I was asked an interesting question today by a student in a cybersecurity and information assurance program related to getting spammed by chatbots on snapchat. He's tried many conventional means of blocking them, but he's still getting overwhelmed:
- Theoretically, are there lines of code that could disrupt processing, such as commands or syntactic symbols?
My sense is no — the functions would be partitioned such that linguistic data would not execute. But who knows.
- Many programmers are sloppy.
- I've had friends in video game QA produce controller inputs that programmers claim is impossible — until demonstrated.

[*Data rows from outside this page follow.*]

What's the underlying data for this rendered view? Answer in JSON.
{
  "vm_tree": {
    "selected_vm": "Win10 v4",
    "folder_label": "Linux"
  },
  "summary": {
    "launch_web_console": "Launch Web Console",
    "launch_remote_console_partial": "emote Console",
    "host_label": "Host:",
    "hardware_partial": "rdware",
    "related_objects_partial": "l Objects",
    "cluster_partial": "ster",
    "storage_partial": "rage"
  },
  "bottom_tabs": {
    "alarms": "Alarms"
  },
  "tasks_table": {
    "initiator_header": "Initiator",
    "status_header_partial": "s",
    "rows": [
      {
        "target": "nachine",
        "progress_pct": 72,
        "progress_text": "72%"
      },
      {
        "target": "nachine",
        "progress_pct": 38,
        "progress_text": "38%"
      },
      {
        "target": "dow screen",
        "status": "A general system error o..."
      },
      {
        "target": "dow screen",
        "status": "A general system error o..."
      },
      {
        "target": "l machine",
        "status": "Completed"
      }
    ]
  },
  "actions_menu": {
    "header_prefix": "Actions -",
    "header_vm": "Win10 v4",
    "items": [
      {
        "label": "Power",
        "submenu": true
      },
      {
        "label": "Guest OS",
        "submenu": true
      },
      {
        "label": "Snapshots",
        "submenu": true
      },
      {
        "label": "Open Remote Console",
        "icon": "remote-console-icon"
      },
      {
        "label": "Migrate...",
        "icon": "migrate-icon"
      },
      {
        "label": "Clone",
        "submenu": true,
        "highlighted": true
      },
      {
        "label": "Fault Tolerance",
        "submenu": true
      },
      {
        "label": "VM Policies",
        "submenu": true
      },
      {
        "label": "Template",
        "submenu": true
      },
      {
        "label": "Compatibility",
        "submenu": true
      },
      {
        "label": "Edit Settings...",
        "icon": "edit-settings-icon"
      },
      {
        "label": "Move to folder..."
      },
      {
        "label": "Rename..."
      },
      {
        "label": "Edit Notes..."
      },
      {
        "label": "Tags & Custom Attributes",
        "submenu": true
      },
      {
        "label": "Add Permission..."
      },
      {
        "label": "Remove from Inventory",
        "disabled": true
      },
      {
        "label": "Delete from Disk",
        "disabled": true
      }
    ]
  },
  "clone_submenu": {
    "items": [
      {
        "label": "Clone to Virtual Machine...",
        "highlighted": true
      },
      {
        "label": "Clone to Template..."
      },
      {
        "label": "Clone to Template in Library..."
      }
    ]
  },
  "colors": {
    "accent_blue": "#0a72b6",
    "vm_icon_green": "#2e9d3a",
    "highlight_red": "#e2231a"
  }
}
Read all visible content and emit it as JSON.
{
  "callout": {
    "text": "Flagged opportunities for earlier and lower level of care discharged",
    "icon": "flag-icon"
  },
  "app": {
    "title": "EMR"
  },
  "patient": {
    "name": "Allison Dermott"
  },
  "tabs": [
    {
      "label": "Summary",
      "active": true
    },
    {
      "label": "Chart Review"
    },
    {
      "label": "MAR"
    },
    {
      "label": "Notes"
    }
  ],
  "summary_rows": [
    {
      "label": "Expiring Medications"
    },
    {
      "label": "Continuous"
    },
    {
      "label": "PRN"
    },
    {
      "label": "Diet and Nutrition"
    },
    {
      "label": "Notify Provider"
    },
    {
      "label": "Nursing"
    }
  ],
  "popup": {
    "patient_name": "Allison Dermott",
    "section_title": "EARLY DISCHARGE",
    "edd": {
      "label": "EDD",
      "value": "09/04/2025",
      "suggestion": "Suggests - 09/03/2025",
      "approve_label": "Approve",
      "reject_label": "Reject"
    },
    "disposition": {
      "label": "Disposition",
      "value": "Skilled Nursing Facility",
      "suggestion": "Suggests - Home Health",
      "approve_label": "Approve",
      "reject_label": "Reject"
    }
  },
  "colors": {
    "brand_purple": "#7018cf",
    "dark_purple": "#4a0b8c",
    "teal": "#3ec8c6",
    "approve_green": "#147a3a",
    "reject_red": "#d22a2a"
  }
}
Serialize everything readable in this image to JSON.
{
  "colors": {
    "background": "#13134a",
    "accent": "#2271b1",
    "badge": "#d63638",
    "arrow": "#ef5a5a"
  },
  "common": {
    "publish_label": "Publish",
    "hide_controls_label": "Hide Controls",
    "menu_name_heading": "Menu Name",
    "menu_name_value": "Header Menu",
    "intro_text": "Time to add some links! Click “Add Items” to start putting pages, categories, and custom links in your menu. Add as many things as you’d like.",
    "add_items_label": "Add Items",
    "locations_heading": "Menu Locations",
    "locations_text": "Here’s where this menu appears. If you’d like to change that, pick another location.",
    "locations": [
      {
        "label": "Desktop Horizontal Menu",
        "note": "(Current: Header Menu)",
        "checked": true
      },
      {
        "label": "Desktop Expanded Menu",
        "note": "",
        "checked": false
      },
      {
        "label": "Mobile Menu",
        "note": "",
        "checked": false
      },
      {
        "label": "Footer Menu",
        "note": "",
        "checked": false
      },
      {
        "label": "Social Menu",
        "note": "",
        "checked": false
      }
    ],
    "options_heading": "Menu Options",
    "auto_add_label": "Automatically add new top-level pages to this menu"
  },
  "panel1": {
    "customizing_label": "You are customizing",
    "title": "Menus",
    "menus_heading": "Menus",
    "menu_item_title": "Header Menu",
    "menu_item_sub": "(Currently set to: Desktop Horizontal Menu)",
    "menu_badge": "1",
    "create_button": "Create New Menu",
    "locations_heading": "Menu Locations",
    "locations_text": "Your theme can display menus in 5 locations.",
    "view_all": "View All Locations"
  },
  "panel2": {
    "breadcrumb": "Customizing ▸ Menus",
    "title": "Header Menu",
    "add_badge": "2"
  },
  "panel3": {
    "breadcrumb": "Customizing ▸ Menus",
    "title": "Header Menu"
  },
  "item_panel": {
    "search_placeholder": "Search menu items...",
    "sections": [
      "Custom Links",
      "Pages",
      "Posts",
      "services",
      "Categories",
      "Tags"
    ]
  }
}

- Theoretically, is it possible to "break" a chatbot in the sense of the Voight-Kampff test thought experiment?
This was, of course, popularized via one of the most famous films on AI, BladeRunner, adapted from one of the most famous books, ElectricSheep, and extended recently via WestWorld. In these contexts, it's a psychological test designed to send the automata into loops or errors.
My question here is not related to "psychology" as in those popular media treatments, but linguistics:
- Are there theoretically linguistic inputs that could send an NLP algorithm into infinite loops or produce errors that halt computation?
My guess is no, all the way around, but still a question potentially worth asking.